What about the instrument noise?

Ariel definition study report, 2020

At the end of the light’s journey, it hits our telescopes and detectors. Analysing the atmospheres of extrasolar planets pushes us to the very limits of what contemporary technology can do. The Ariel space mission will be the first custom built space mission to do this work but even then, de-trending the instrument systematic noise (all non-Gaussian noise components) will be one of the main challenges. The noise sources of an instrument are varied and range from jitter noise (induced by the periodic wobble of a telescope as it tries to remain stable in free floating space) to quantum physics effects of its infra-red detectors. Space missions are intensely complicated and whilst every effort will be made to reduce the impact of instrument noise, some things cannot be avoided. The telescope will be cooled to -143 °C with the detectors even lower at -231 °C. This suppresses much of the noise but others remain.
In the sketch below, we illustrated two of the main effects that make analysis difficult: Detector persistence and non-Gaussian red-noise.

Persistence is one of the main and most common issues, it is characterised by a non-linear time-dependent change in sensitivity of the detector. This is obviously an issue if what you want to measure the precise change of flux hitting the detector as the exoplanet passes in front of its host-star. The sketch above shows an ideal observation over time in red, i.e. no time dependent trends. The blue curve is a sketch of typical persistance effects. Correcting for this trend is difficult as the trend varies with exoplanet observed (it is flux dependent), it varies with wavelength and it depends on what the previous observation has been. Here machine learning could help significantly to alleviate these effects.

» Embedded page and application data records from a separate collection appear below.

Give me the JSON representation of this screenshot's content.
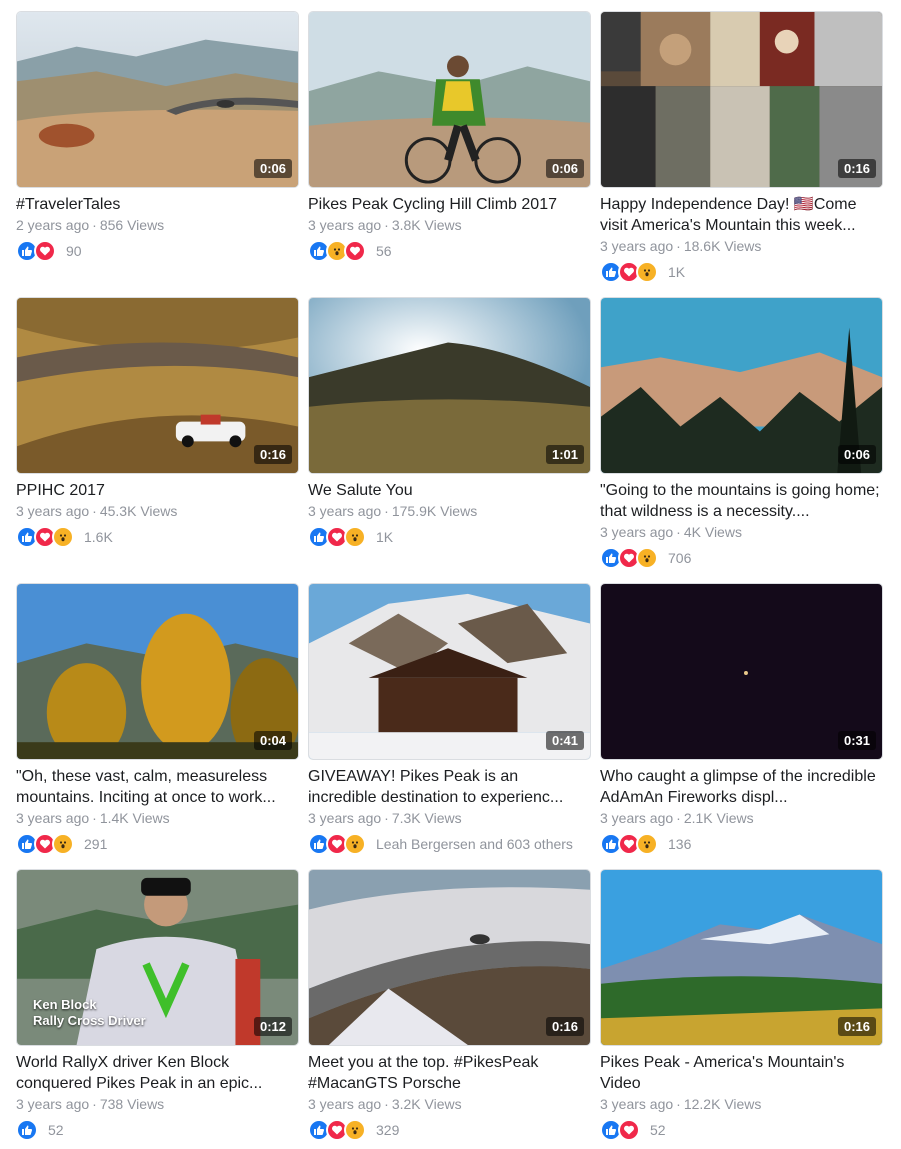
{
  "videos": [
    {
      "title": "#TravelerTales",
      "age": "2 years ago",
      "views": "856 Views",
      "duration": "0:06",
      "reactions": [
        "like",
        "love"
      ],
      "count": "90"
    },
    {
      "title": "Pikes Peak Cycling Hill Climb 2017",
      "age": "3 years ago",
      "views": "3.8K Views",
      "duration": "0:06",
      "reactions": [
        "like",
        "wow",
        "love"
      ],
      "count": "56"
    },
    {
      "title": "Happy Independence Day! 🇺🇸Come visit America's Mountain this week...",
      "age": "3 years ago",
      "views": "18.6K Views",
      "duration": "0:16",
      "reactions": [
        "like",
        "love",
        "wow"
      ],
      "count": "1K"
    },
    {
      "title": "PPIHC 2017",
      "age": "3 years ago",
      "views": "45.3K Views",
      "duration": "0:16",
      "reactions": [
        "like",
        "love",
        "wow"
      ],
      "count": "1.6K"
    },
    {
      "title": "We Salute You",
      "age": "3 years ago",
      "views": "175.9K Views",
      "duration": "1:01",
      "reactions": [
        "like",
        "love",
        "wow"
      ],
      "count": "1K"
    },
    {
      "title": "\"Going to the mountains is going home; that wildness is a necessity....",
      "age": "3 years ago",
      "views": "4K Views",
      "duration": "0:06",
      "reactions": [
        "like",
        "love",
        "wow"
      ],
      "count": "706"
    },
    {
      "title": "\"Oh, these vast, calm, measureless mountains. Inciting at once to work...",
      "age": "3 years ago",
      "views": "1.4K Views",
      "duration": "0:04",
      "reactions": [
        "like",
        "love",
        "wow"
      ],
      "count": "291"
    },
    {
      "title": "GIVEAWAY! Pikes Peak is an incredible destination to experienc...",
      "age": "3 years ago",
      "views": "7.3K Views",
      "duration": "0:41",
      "reactions": [
        "like",
        "love",
        "wow"
      ],
      "count": "Leah Bergersen and 603 others"
    },
    {
      "title": "Who caught a glimpse of the incredible AdAmAn Fireworks displ...",
      "age": "3 years ago",
      "views": "2.1K Views",
      "duration": "0:31",
      "reactions": [
        "like",
        "love",
        "wow"
      ],
      "count": "136"
    },
    {
      "title": "World RallyX driver Ken Block conquered Pikes Peak in an epic...",
      "age": "3 years ago",
      "views": "738 Views",
      "duration": "0:12",
      "reactions": [
        "like"
      ],
      "count": "52",
      "overlay": [
        "Ken Block",
        "Rally Cross Driver"
      ]
    },
    {
      "title": "Meet you at the top. #PikesPeak #MacanGTS Porsche",
      "age": "3 years ago",
      "views": "3.2K Views",
      "duration": "0:16",
      "reactions": [
        "like",
        "love",
        "wow"
      ],
      "count": "329"
    },
    {
      "title": "Pikes Peak - America's Mountain's Video",
      "age": "3 years ago",
      "views": "12.2K Views",
      "duration": "0:16",
      "reactions": [
        "like",
        "love"
      ],
      "count": "52"
    }
  ],
  "colors": {
    "like": "#1877f2",
    "love": "#f0284a",
    "wow": "#f7b125",
    "meta": "#90949c"
  }
}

The other issue is the red-noise (or 1/f noise). This is determined by effects such as temperature fluctuations and vibrations, amongst others. Below we’ve sketched two fourier transforms of the noise. We have simulated two cases, the blue curve is the nominal case which has most noise concentrated in low-frequency modes. This is ideal as lower frequencies tend to be easier to track and de-trend. Modes that are of the order of the exoplanet transit time (1-2 hours) are the hardest as they can mimic an exoplanet transit event or worse, overlay the transit and corrupt the transit depth measurement (red curve). We’ll be simulating a mix of nominal and worst case scenarios for this challenge.

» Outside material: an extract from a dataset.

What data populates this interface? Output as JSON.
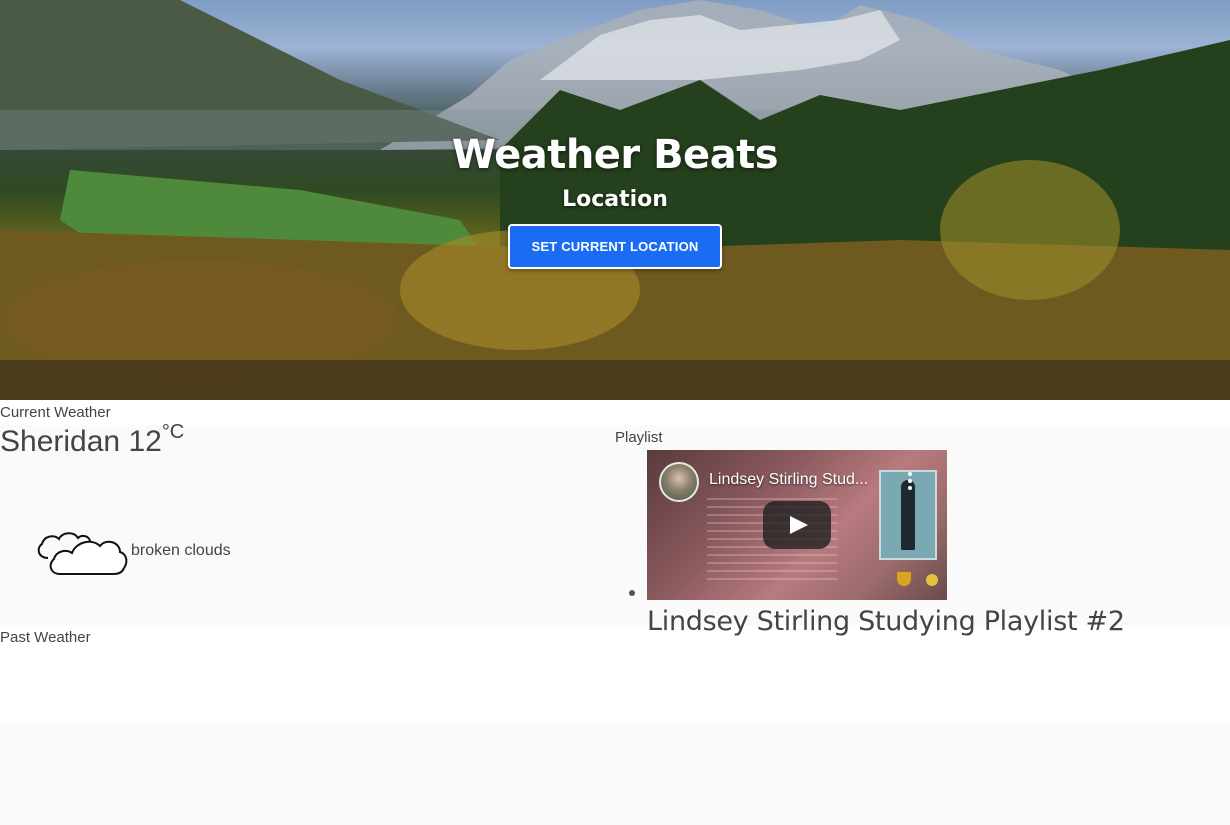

How does this compare to the 2019 challenge?

If you do ECML-PKDD challenges regularly, you may notice that we’ve done a similar one in 2019. In 2019 we focused solely on stellar noise in our simulations but assumed that the instrument is perfect. In 2019, the instrument design was still being decided on and many effects were undefined. Today, Ariel has been formally accepted by the European Space Agency and we have a much better understanding of instrument design and detector choices. This challenge will be significantly harder as we convolve the signal with the non-linear and time-dependent instrument response models. In other words, this is as close to the true data as we can simulate at the moment.

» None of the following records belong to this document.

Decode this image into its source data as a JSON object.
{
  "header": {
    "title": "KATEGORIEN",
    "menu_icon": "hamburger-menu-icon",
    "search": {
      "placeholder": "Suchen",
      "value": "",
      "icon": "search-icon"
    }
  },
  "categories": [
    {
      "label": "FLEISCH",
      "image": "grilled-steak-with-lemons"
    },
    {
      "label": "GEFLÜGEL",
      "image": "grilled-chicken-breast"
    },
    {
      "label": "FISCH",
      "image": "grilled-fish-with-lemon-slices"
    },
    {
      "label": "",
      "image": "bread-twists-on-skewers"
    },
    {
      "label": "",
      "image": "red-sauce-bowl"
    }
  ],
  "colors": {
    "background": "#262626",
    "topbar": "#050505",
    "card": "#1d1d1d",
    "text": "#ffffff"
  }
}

So here we go. It’s your task to come up with a technique that can identify and correct for the spots and de-trend instrument noise. The whole exoplanet community shall be eternally thankful (also you get a prize!).

Good luck!